Today the charity Scope tweeted out some statistics that even I was surprised about: “1 in 5 of us in the UK is disabled”. Two days ago I was on the tube and got stopped by eight individual people telling me how great I was at presenting the weather on television. I didn’t present the weather, I’m not a weather presenter but Lucy Martin is on television and has one hand -as do I, so of course, we must be the same person? God forbid there were multiple people in the world with a disability.
I don’t blame the public, I blame the media, the fashion industry, Hollywood, advertising, anyone and everyone who has the power to decide who we see on billboards, in magazines, and on our screens. I mean you literally can’t blame the commuters assuming I must be Lucy Martin, because it’s so rare to see someone disabled on television that we’re brainwashed into thinking that being disabled is a rare thing. But as Scope says, 1 in 5 of us in the UK is disabled, that’s 14 million people. 14 million people that are being represented that morning by one girl on TV – now that’s a ridiculous statistic, there needs to be more.

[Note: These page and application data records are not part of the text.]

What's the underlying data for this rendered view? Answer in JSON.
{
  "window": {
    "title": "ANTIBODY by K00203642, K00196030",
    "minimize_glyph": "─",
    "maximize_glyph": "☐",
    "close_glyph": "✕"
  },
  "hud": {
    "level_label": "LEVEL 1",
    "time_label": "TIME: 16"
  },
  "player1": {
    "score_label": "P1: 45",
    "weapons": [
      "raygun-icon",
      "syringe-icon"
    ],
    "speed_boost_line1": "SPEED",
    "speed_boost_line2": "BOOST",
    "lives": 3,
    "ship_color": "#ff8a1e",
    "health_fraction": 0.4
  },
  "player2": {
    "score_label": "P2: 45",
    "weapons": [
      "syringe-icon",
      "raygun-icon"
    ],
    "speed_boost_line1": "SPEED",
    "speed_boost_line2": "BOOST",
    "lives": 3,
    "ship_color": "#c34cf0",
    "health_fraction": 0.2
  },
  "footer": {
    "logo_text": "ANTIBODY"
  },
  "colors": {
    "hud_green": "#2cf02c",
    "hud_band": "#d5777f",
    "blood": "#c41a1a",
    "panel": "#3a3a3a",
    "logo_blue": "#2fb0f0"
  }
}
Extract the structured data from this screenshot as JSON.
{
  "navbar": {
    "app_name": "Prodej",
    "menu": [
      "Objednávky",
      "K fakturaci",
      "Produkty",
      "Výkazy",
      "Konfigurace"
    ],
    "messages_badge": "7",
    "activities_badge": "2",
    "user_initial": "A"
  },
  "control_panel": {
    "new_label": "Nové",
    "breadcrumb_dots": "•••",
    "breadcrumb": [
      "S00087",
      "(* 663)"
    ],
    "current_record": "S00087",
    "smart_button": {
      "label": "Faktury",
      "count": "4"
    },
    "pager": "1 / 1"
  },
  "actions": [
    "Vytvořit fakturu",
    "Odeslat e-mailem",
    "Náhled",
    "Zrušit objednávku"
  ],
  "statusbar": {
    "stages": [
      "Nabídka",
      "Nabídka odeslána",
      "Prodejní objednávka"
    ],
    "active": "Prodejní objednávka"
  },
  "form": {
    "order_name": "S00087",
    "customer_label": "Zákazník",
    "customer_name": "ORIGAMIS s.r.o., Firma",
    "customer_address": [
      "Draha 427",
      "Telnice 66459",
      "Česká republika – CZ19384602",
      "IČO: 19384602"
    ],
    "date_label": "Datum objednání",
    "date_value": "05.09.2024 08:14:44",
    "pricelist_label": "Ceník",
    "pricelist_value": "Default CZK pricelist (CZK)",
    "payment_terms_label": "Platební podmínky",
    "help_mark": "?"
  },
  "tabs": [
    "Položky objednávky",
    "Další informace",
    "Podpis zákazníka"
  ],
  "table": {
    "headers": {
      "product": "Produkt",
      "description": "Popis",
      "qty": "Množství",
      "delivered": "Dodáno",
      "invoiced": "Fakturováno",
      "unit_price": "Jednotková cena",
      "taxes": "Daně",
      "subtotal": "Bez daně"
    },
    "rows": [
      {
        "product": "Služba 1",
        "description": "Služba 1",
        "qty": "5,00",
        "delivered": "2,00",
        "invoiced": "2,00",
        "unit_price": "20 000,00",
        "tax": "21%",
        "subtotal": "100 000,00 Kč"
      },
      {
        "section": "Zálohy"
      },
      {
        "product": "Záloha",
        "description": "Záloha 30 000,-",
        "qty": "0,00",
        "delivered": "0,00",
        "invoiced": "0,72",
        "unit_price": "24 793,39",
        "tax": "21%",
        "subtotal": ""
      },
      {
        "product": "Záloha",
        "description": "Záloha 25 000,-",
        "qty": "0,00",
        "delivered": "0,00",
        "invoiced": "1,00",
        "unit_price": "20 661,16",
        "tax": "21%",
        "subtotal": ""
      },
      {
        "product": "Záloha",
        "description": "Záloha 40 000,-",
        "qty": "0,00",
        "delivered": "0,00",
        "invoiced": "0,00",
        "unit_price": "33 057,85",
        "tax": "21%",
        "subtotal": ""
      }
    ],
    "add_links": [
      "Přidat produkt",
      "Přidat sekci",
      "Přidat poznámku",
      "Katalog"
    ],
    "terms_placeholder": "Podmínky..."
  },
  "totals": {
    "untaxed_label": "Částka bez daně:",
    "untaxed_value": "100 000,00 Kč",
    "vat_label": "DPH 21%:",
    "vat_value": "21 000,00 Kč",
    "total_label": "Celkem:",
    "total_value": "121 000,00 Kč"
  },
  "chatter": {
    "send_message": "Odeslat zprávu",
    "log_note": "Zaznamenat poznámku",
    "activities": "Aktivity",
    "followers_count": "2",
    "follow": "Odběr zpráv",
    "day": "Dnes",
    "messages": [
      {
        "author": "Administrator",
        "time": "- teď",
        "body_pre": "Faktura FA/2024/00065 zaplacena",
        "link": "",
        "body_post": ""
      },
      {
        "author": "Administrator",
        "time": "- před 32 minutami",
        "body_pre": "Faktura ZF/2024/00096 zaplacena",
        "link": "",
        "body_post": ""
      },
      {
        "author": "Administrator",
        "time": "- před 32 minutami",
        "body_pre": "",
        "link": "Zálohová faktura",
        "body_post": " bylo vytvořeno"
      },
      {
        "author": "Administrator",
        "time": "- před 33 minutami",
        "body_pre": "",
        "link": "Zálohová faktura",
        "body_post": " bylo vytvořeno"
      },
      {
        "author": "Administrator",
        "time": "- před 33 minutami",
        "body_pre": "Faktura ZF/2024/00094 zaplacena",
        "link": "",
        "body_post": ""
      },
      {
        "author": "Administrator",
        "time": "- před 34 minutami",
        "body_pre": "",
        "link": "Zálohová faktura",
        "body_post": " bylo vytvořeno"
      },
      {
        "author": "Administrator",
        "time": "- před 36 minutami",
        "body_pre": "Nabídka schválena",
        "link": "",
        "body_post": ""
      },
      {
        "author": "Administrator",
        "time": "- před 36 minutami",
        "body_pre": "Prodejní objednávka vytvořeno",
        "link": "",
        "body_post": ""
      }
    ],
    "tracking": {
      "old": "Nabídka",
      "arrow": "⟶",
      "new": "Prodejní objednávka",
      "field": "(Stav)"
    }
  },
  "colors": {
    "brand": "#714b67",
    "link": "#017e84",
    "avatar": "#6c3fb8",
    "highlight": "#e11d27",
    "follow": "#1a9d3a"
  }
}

This is why I believe in positive discrimination.
To make a natural change to such a huge industry we have to force it first, once it’s forced others will start to follow and eventually (hopefully) it will become the norm. I’m not just referring to disabled with this, this relates to women in STEM, Plus Size models (Men too please), people of color, sexualities, genders, differences in every shape and form, representing the world in front of the world. So yes, it feels awful sometimes being chosen to be in lets say, an advert to only to fulfill a diverse criteria, not necessarily because of my talent, but I don’t mind because I know that I’m creating a path that never used to exist, within a very narrow-minded industry and I’m determined for this path to become the norm in years to come.
I always state that I just want to be treated normally (not like a girl who has a disability), and so to some, the statement of myself believing in positive discrimination is incredibly ironic. But hopefully this post has cleared it up for you, and I’d love to know your thoughts on this matter.
Photos by Henry Mandeville